Could you print each entry below verbatim while omitting the pictures?

>>>

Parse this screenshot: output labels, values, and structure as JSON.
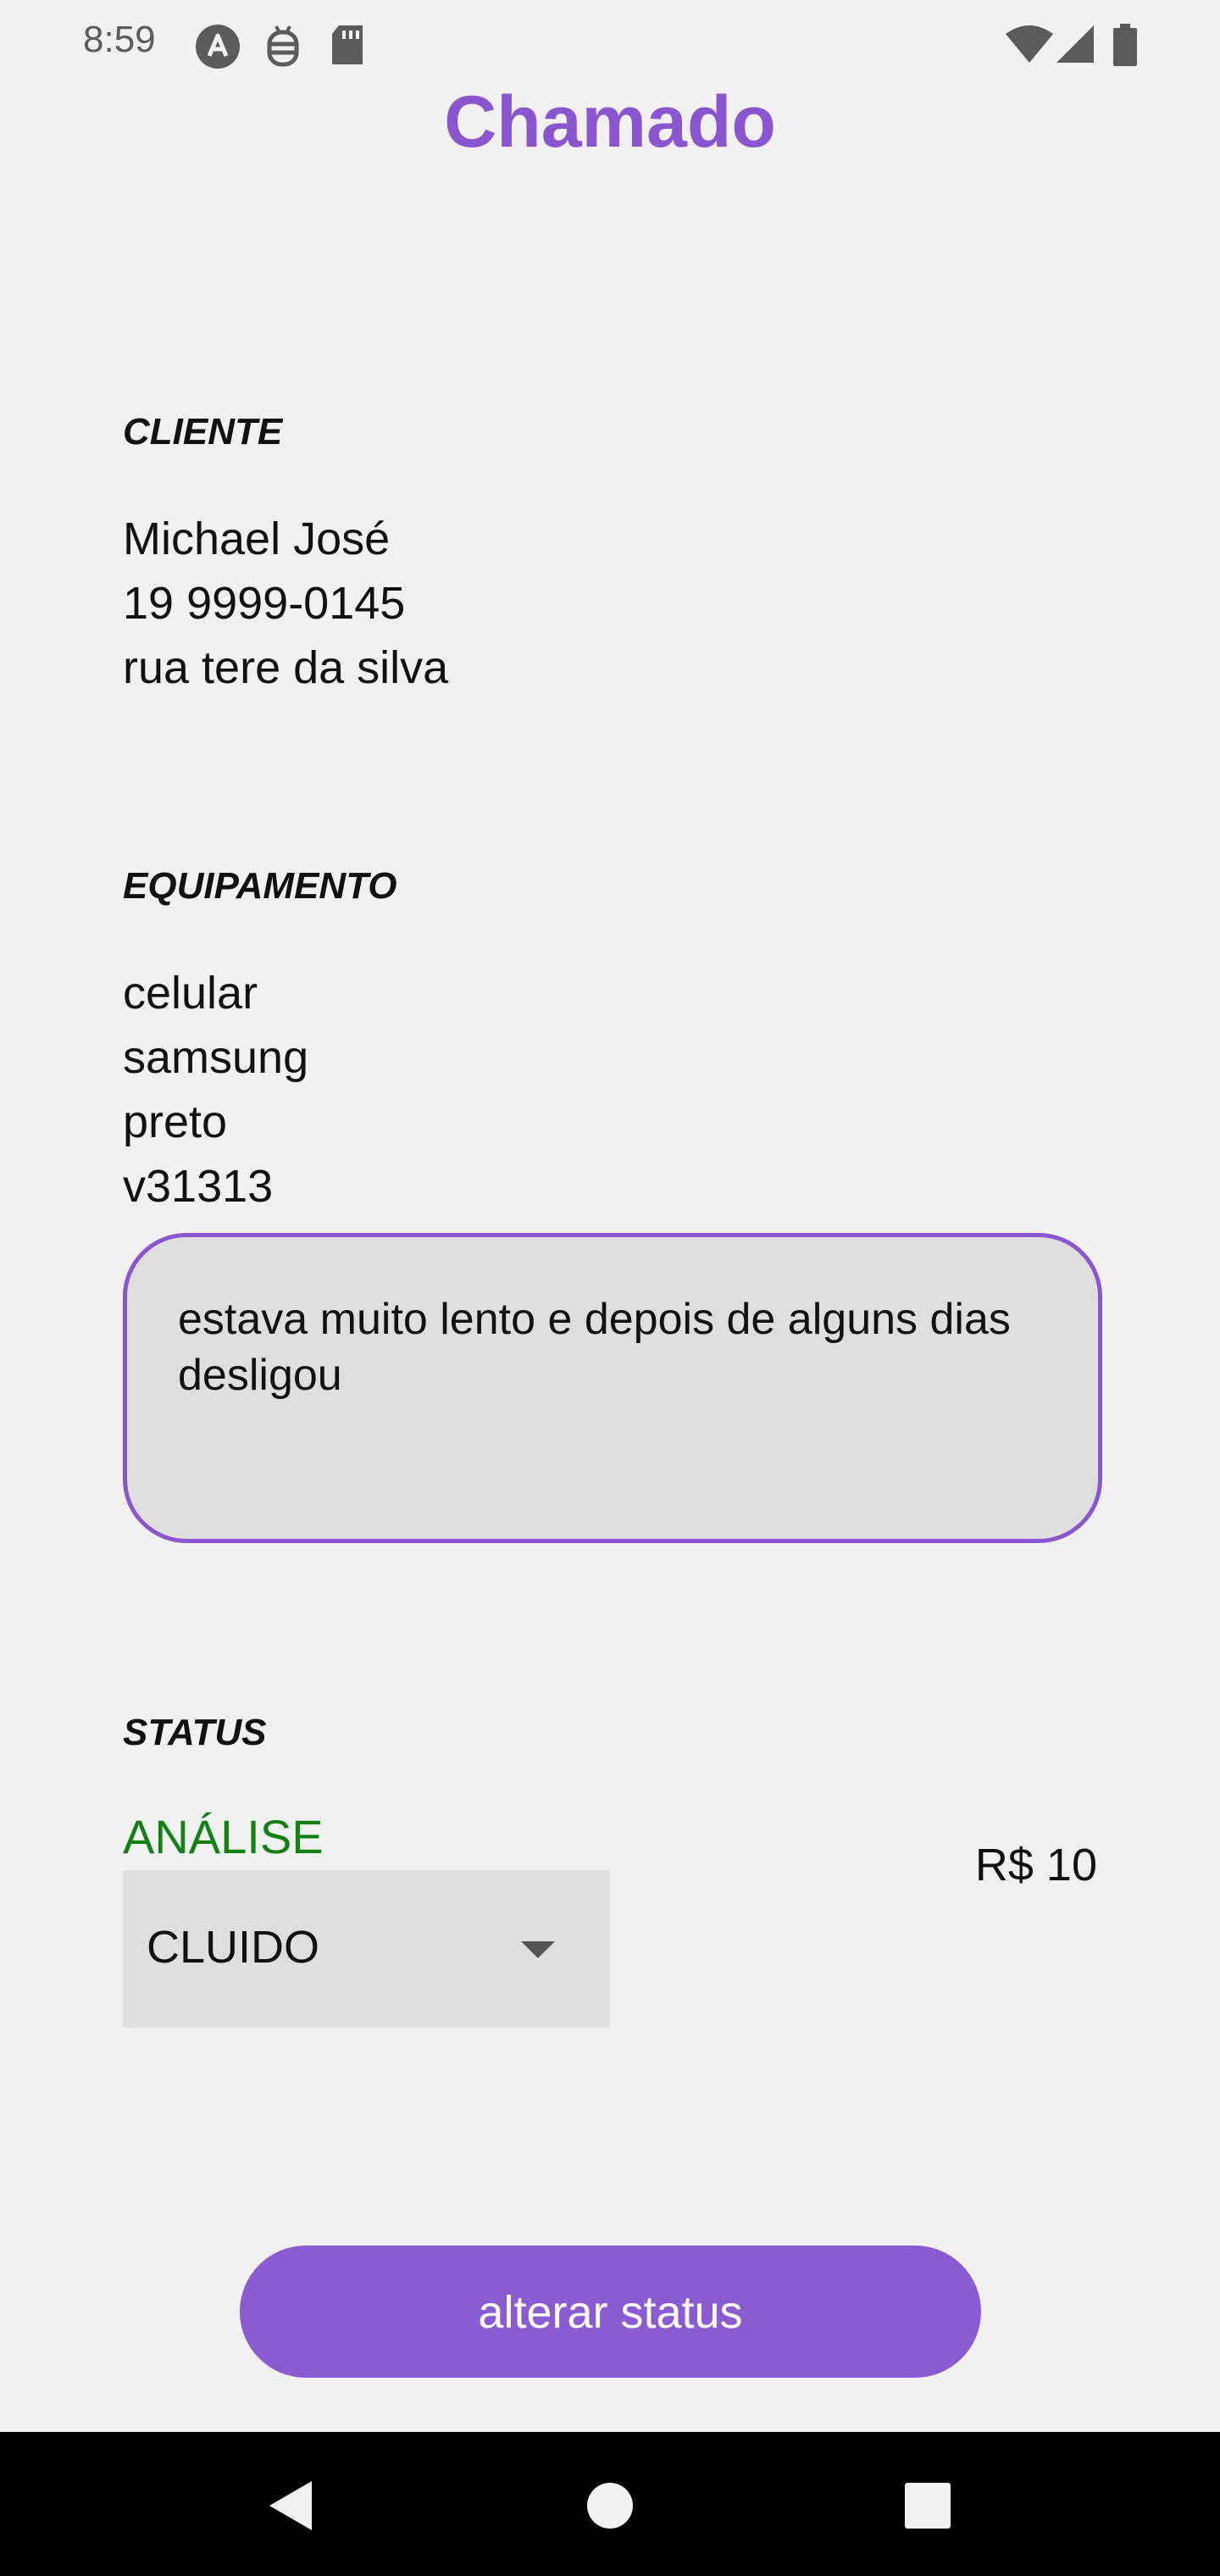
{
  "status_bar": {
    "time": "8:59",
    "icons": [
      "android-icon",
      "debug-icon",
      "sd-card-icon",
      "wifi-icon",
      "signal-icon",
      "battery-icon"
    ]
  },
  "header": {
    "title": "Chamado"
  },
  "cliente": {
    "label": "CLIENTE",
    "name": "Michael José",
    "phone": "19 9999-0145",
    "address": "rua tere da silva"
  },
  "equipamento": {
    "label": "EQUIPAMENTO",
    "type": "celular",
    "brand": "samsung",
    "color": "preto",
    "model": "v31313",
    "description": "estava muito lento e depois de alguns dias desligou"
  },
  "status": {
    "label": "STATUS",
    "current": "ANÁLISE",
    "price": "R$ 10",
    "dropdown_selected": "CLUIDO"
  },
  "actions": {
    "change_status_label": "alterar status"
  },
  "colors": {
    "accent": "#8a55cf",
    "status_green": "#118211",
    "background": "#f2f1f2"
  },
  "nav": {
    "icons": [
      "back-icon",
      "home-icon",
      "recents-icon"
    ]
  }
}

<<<

**Exercise answer**
Parse this screenshot: output labels, values, and structure as JSON.
{
  "status_bar": {
    "time": "8:59",
    "icons": [
      "android-icon",
      "debug-icon",
      "sd-card-icon",
      "wifi-icon",
      "signal-icon",
      "battery-icon"
    ]
  },
  "header": {
    "title": "Chamado"
  },
  "cliente": {
    "label": "CLIENTE",
    "name": "Michael José",
    "phone": "19 9999-0145",
    "address": "rua tere da silva"
  },
  "equipamento": {
    "label": "EQUIPAMENTO",
    "type": "celular",
    "brand": "samsung",
    "color": "preto",
    "model": "v31313",
    "description": "estava muito lento e depois de alguns dias desligou"
  },
  "status": {
    "label": "STATUS",
    "current": "ANÁLISE",
    "price": "R$ 10",
    "dropdown_selected": "CLUIDO"
  },
  "actions": {
    "change_status_label": "alterar status"
  },
  "colors": {
    "accent": "#8a55cf",
    "status_green": "#118211",
    "background": "#f2f1f2"
  },
  "nav": {
    "icons": [
      "back-icon",
      "home-icon",
      "recents-icon"
    ]
  }
}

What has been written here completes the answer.